How to complete this task. Retype every record exactly. Leave the pictures out.

(Items from an interface collection)
------------------------------------------------

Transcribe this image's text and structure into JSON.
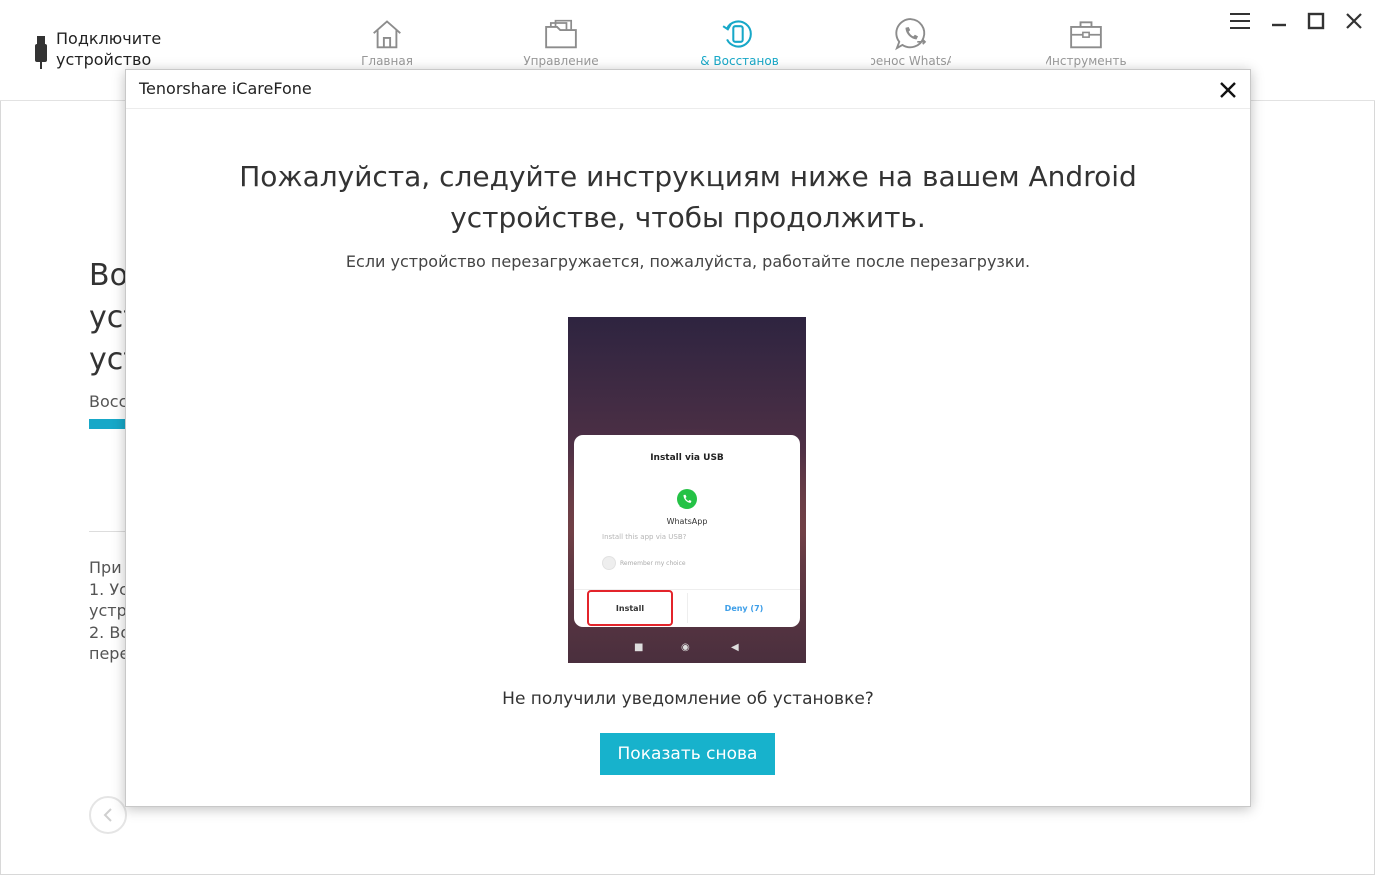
{
  "topbar": {
    "device_status": [
      "Подключите",
      "устройство"
    ],
    "tabs": [
      {
        "name": "home",
        "label": "Главная",
        "icon": "home-icon"
      },
      {
        "name": "manage",
        "label": "Управление",
        "icon": "folder-icon"
      },
      {
        "name": "backup",
        "label": "Бэкап & Восстановление",
        "icon": "backup-restore-icon",
        "active": true
      },
      {
        "name": "whatsapp",
        "label": "Перенос WhatsApp",
        "icon": "whatsapp-transfer-icon"
      },
      {
        "name": "toolkit",
        "label": "Инструменты",
        "icon": "toolbox-icon"
      }
    ],
    "window_controls": [
      "menu-icon",
      "minimize-icon",
      "maximize-icon",
      "close-icon"
    ]
  },
  "background": {
    "title_lines": [
      "Во",
      "уст",
      "уст"
    ],
    "subtitle": "Восс",
    "notes": [
      "При",
      "1. Ус",
      "устр",
      "2. Во",
      "пере"
    ]
  },
  "dialog": {
    "title": "Tenorshare iCareFone",
    "heading_lines": [
      "Пожалуйста, следуйте инструкциям ниже на вашем Android",
      "устройстве, чтобы продолжить."
    ],
    "note": "Если устройство перезагружается, пожалуйста, работайте после перезагрузки.",
    "phone": {
      "sheet_title": "Install via USB",
      "app_name": "WhatsApp",
      "question": "Install this app via USB?",
      "remember": "Remember my choice",
      "install": "Install",
      "deny": "Deny (7)"
    },
    "question": "Не получили уведомление об установке?",
    "button": "Показать снова"
  },
  "colors": {
    "accent": "#17b2cc",
    "highlight": "#e3242b",
    "deny": "#3d9ee8"
  }
}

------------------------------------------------

Completed task.
Transcribe this image's text and structure into JSON.
{
  "topbar": {
    "device_status": [
      "Подключите",
      "устройство"
    ],
    "tabs": [
      {
        "name": "home",
        "label": "Главная",
        "icon": "home-icon"
      },
      {
        "name": "manage",
        "label": "Управление",
        "icon": "folder-icon"
      },
      {
        "name": "backup",
        "label": "Бэкап & Восстановление",
        "icon": "backup-restore-icon",
        "active": true
      },
      {
        "name": "whatsapp",
        "label": "Перенос WhatsApp",
        "icon": "whatsapp-transfer-icon"
      },
      {
        "name": "toolkit",
        "label": "Инструменты",
        "icon": "toolbox-icon"
      }
    ],
    "window_controls": [
      "menu-icon",
      "minimize-icon",
      "maximize-icon",
      "close-icon"
    ]
  },
  "background": {
    "title_lines": [
      "Во",
      "уст",
      "уст"
    ],
    "subtitle": "Восс",
    "notes": [
      "При",
      "1. Ус",
      "устр",
      "2. Во",
      "пере"
    ]
  },
  "dialog": {
    "title": "Tenorshare iCareFone",
    "heading_lines": [
      "Пожалуйста, следуйте инструкциям ниже на вашем Android",
      "устройстве, чтобы продолжить."
    ],
    "note": "Если устройство перезагружается, пожалуйста, работайте после перезагрузки.",
    "phone": {
      "sheet_title": "Install via USB",
      "app_name": "WhatsApp",
      "question": "Install this app via USB?",
      "remember": "Remember my choice",
      "install": "Install",
      "deny": "Deny (7)"
    },
    "question": "Не получили уведомление об установке?",
    "button": "Показать снова"
  },
  "colors": {
    "accent": "#17b2cc",
    "highlight": "#e3242b",
    "deny": "#3d9ee8"
  }
}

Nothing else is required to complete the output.